▶ _EXERCISE OBJECTIVE_: Go line by line through the records below. Copy whichever lines contain the string "plane".

▶ _ENTRIES SHOWN_:

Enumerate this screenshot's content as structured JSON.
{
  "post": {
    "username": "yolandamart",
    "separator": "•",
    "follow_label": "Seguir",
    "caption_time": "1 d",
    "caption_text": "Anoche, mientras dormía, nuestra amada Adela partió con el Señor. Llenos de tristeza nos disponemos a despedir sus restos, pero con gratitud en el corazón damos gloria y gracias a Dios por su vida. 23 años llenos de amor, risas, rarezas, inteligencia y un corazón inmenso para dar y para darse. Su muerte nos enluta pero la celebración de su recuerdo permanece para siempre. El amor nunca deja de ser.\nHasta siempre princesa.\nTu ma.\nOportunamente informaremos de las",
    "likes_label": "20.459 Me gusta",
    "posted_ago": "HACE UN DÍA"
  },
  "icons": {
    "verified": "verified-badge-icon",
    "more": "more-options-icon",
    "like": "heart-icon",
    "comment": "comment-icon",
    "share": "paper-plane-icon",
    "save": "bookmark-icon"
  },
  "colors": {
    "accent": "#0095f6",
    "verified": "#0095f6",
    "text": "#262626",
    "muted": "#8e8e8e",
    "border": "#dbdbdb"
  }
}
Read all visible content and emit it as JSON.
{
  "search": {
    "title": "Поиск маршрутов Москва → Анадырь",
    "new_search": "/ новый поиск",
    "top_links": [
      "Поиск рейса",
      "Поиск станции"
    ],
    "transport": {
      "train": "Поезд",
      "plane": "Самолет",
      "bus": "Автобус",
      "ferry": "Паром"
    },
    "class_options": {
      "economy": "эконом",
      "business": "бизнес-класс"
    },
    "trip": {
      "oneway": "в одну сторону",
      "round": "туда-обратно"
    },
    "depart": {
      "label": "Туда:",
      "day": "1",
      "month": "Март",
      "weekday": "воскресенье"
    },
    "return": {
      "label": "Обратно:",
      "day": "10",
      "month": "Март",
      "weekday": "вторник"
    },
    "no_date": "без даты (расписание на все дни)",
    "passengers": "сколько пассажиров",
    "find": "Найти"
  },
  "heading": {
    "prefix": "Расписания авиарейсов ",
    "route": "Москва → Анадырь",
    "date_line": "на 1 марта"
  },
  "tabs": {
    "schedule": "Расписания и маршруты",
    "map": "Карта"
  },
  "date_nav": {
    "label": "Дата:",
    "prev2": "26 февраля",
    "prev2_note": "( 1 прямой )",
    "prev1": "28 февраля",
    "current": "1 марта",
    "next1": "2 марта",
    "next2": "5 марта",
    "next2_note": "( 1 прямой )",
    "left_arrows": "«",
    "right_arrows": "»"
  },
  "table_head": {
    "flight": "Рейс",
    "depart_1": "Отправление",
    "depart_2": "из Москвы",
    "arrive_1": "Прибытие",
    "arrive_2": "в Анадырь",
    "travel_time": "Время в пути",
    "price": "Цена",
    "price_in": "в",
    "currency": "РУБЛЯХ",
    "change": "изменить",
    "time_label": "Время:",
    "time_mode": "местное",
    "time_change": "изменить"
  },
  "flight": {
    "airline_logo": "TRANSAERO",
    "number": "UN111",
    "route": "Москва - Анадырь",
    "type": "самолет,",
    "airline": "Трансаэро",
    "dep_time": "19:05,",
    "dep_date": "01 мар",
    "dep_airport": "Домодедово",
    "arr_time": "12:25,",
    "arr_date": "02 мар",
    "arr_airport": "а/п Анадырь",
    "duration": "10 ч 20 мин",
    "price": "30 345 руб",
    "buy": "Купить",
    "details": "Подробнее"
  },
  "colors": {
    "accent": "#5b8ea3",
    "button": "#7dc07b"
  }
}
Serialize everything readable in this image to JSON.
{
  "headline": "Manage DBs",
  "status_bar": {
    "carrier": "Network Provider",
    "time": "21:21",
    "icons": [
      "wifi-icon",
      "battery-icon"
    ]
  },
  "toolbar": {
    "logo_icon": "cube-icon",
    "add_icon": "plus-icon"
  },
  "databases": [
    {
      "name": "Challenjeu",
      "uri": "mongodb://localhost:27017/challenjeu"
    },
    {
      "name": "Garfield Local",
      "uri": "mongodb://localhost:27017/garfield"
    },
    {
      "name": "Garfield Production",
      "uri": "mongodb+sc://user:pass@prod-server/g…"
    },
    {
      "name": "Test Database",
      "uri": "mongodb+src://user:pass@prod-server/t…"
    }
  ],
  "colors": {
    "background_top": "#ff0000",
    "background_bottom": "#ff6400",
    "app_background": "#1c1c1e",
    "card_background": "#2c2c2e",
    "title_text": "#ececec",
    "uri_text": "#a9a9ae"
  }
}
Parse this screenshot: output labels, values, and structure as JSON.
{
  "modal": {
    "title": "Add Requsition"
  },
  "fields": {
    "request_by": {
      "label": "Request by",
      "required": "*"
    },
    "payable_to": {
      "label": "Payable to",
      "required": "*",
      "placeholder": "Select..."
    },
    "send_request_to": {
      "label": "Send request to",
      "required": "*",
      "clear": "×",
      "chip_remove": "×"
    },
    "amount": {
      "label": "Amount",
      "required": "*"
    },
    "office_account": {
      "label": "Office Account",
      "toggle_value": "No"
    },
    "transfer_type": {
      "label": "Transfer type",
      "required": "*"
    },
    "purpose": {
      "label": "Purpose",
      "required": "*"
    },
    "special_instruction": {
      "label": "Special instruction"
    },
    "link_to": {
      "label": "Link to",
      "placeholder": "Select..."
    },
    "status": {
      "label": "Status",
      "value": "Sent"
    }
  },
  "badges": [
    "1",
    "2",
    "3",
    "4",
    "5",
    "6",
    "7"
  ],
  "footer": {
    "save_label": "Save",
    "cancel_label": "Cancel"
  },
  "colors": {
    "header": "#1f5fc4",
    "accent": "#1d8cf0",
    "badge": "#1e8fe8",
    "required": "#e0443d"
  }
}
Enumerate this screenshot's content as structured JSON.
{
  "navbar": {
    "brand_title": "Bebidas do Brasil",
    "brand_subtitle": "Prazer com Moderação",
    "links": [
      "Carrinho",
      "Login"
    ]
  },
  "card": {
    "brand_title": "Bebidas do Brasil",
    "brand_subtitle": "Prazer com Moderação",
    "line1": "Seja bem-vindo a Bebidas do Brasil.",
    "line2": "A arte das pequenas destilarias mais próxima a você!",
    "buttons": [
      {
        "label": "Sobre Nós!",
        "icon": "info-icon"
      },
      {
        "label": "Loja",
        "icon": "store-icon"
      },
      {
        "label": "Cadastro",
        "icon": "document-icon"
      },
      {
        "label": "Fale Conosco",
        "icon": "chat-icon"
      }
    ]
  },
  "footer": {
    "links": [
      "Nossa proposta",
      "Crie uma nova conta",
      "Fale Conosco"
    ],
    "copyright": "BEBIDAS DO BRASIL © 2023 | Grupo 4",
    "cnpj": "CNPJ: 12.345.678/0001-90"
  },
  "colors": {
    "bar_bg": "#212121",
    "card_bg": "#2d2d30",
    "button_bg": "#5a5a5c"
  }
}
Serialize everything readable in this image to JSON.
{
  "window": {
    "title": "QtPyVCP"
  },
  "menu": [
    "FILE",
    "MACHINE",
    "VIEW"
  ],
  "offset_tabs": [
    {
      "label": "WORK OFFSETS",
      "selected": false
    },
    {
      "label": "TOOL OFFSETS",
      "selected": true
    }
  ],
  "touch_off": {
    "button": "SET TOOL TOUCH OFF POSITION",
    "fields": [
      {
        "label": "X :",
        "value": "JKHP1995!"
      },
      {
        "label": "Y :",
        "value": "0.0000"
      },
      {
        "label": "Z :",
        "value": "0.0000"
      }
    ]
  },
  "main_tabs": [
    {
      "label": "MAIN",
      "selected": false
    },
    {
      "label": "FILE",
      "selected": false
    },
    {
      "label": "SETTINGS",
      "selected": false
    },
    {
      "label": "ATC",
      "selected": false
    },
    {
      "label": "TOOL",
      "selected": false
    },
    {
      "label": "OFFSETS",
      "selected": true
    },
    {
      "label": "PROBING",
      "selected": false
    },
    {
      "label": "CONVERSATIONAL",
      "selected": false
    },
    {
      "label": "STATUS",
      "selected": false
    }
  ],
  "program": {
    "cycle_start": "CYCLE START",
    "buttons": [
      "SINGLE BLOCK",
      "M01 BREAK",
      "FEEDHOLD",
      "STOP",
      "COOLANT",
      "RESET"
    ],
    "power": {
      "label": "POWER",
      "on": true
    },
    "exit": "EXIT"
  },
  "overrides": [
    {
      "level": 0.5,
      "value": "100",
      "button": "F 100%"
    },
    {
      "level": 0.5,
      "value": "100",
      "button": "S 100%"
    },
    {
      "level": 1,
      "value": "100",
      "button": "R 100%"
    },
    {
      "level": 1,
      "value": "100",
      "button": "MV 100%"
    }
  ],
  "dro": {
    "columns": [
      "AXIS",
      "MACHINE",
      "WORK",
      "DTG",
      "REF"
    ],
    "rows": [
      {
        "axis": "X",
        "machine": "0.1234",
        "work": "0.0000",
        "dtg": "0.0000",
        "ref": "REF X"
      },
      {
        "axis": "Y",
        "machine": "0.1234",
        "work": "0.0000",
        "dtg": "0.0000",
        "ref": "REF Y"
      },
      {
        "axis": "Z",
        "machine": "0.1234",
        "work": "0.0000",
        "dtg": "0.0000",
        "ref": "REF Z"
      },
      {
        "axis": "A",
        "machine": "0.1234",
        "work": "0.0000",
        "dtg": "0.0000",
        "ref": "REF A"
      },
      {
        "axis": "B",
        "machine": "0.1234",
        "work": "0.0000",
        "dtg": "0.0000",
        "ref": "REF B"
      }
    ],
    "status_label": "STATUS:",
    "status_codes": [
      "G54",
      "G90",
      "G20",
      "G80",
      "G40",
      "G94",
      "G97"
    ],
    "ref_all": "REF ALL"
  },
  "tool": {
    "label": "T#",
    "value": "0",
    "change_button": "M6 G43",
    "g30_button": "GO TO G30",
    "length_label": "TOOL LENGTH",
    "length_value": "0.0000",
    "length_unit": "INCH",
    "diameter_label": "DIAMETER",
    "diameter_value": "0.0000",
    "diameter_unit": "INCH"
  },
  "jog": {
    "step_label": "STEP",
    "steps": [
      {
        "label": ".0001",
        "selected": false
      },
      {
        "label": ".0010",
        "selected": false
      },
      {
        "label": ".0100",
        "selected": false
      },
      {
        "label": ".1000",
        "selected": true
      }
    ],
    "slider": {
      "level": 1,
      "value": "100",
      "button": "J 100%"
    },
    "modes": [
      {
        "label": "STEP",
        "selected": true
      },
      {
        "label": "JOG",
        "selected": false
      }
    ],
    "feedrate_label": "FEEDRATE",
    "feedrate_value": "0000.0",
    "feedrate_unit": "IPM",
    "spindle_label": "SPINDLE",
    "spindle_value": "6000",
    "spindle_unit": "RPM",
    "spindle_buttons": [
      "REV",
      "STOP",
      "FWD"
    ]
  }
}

▶ _ANSWER TO THE EXERCISE_:
    "share": "paper-plane-icon",
      "plane": "Самолет",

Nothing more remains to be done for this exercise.